§ TASK ITEM
Search the entries below. Return every line that has "disabled" in it.

[Dataset excerpts]
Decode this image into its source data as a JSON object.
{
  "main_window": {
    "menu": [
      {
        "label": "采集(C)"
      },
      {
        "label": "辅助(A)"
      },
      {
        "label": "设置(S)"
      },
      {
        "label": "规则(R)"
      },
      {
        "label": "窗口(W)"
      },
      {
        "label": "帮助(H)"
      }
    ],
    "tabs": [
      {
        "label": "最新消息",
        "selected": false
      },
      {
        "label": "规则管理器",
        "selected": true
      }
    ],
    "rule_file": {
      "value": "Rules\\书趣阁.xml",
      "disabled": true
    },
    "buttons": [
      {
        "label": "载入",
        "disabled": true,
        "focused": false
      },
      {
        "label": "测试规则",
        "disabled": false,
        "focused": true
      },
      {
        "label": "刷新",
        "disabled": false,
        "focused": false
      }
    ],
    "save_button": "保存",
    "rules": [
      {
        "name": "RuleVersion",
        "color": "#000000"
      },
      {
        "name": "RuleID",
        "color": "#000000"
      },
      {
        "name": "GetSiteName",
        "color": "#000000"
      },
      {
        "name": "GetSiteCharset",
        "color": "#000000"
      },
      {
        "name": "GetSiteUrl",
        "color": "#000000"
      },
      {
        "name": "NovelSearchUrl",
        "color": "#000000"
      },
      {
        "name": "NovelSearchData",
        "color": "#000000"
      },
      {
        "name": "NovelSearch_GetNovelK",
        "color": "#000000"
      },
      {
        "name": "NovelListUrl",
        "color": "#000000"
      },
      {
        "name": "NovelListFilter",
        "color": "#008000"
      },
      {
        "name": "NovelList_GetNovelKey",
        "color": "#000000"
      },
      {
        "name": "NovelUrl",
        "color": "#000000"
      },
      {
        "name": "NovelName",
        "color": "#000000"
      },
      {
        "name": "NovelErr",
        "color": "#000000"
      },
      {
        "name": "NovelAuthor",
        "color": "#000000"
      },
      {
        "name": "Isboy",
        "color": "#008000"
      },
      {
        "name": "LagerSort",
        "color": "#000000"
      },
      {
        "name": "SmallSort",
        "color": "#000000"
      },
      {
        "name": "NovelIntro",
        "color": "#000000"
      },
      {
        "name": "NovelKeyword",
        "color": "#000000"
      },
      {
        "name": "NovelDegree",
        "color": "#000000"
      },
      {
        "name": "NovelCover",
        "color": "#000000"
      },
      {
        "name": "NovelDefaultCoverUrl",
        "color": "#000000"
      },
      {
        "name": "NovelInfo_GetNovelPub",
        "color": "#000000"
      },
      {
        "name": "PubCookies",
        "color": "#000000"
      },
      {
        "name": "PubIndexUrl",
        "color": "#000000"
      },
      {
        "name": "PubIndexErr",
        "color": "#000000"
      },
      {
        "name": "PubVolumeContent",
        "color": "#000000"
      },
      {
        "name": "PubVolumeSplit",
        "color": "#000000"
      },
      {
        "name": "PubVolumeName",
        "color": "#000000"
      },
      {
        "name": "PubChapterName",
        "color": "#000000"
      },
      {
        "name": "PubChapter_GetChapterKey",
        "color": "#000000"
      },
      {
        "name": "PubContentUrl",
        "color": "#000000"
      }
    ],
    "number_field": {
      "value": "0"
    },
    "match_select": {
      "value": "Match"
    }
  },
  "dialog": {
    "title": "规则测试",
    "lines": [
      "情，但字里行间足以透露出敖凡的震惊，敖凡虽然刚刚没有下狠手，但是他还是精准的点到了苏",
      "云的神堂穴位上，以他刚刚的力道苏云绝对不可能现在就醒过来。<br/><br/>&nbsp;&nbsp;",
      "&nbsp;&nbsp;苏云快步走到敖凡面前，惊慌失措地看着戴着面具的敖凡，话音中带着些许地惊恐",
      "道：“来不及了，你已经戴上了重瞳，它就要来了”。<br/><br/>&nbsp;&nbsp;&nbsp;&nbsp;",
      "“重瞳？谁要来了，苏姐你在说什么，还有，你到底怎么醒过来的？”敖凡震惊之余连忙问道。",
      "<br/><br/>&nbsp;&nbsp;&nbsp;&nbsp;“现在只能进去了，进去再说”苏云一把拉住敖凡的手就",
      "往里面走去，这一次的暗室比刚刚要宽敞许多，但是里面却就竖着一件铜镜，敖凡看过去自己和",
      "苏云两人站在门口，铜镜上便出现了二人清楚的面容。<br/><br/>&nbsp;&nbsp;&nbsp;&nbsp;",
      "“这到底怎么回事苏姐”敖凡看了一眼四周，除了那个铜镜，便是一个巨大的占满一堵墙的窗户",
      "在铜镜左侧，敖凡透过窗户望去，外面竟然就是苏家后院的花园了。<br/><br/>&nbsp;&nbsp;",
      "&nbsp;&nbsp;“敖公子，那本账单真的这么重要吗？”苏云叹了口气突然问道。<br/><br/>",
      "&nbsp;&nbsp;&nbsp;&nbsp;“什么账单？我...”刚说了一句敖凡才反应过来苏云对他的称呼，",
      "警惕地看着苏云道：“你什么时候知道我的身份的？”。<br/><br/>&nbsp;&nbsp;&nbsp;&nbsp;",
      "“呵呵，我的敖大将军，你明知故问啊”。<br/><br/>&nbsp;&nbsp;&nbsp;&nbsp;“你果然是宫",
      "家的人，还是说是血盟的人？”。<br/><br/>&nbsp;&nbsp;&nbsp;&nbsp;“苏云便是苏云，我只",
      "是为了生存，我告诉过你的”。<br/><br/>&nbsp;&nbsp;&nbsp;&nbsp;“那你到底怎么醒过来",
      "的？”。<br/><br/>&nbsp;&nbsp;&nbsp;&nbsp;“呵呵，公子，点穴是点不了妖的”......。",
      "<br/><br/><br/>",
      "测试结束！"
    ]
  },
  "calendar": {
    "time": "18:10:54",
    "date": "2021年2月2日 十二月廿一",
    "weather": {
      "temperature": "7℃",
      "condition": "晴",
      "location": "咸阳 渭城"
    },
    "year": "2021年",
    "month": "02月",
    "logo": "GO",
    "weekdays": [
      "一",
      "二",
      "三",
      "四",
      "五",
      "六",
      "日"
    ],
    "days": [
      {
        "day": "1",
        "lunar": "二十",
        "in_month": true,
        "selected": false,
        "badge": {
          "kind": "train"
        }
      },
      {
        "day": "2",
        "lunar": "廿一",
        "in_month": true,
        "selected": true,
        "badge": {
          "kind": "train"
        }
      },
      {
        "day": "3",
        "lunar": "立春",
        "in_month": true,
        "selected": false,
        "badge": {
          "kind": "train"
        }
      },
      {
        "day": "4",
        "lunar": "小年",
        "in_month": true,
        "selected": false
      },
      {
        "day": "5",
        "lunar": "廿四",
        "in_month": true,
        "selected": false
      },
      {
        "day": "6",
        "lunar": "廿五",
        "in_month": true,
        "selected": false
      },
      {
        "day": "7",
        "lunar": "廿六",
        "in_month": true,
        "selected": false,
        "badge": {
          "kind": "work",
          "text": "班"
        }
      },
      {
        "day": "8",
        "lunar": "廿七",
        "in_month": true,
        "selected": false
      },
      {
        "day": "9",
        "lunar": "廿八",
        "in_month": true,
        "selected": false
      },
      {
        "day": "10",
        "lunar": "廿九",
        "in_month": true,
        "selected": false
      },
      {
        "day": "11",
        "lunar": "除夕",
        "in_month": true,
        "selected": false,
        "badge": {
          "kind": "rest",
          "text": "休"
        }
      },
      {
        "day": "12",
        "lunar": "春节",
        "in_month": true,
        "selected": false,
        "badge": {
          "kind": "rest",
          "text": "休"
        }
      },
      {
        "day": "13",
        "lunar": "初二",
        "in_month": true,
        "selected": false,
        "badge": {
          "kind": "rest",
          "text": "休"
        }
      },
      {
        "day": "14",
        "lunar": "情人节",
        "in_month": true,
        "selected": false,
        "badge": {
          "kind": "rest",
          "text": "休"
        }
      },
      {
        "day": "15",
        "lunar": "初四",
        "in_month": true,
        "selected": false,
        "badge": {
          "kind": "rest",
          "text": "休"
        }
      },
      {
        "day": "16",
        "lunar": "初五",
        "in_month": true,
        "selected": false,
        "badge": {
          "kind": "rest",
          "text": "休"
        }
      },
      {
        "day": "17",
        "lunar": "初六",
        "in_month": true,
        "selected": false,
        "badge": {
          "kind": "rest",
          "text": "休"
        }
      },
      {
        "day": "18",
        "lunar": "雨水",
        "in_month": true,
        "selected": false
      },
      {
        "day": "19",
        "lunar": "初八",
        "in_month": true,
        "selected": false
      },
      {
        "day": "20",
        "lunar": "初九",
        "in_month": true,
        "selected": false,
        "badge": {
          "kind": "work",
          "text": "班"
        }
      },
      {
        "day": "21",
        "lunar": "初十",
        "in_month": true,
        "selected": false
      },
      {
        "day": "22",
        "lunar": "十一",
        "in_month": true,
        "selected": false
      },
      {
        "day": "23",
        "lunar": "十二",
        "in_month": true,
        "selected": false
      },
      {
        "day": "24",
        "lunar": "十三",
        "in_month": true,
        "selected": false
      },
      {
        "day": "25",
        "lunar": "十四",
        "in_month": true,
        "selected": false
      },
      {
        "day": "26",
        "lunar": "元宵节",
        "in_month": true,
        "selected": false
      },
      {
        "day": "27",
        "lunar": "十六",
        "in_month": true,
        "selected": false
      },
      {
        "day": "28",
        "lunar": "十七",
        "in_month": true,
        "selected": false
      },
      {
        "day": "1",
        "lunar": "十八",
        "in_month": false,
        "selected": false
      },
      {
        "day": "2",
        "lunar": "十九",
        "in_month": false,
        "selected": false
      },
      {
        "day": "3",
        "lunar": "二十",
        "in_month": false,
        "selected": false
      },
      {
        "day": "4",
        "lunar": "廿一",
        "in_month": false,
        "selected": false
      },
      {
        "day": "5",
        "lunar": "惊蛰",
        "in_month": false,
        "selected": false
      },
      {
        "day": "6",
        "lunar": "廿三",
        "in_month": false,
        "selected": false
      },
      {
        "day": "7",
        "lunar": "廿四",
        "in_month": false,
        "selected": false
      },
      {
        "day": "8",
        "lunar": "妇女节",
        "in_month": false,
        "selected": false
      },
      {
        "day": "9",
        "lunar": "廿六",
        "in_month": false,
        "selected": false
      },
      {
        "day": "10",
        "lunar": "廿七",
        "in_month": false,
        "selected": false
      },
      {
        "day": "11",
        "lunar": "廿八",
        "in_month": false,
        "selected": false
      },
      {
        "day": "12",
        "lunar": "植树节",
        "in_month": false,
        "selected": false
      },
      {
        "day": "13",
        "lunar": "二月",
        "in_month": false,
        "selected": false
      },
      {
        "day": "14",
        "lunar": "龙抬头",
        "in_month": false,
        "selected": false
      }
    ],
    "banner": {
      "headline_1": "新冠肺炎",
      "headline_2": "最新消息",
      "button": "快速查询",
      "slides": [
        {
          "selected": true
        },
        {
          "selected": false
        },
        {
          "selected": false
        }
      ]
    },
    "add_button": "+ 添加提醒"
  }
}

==

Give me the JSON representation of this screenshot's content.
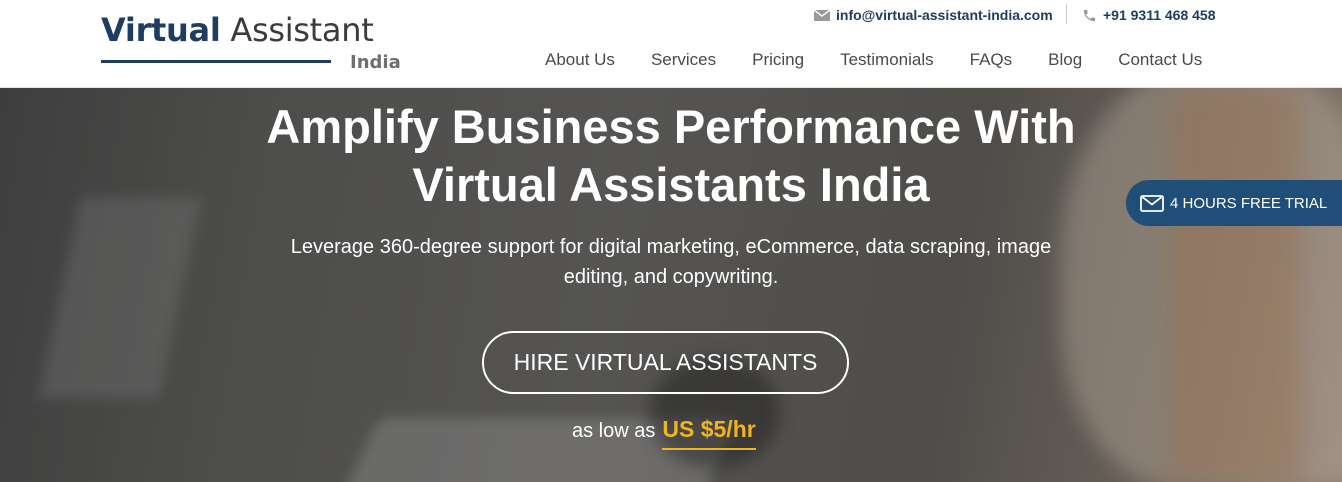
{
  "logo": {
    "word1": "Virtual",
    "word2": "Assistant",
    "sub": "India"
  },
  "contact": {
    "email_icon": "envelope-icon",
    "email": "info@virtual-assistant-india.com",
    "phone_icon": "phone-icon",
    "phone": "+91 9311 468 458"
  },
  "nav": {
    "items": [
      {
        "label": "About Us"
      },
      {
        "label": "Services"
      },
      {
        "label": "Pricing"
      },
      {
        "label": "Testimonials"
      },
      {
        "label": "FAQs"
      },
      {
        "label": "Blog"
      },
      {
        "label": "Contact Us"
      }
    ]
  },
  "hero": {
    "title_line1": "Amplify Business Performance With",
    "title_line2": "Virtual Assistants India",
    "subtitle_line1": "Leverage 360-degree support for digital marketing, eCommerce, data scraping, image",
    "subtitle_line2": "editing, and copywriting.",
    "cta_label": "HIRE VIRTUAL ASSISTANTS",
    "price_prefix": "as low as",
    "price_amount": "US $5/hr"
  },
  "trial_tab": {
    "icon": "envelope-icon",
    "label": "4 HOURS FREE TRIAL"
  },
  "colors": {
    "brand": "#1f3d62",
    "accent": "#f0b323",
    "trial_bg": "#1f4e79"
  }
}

§ SOLVED PROBLEM
      "disabled": true
        "disabled": true,
        "disabled": false,
        "disabled": false,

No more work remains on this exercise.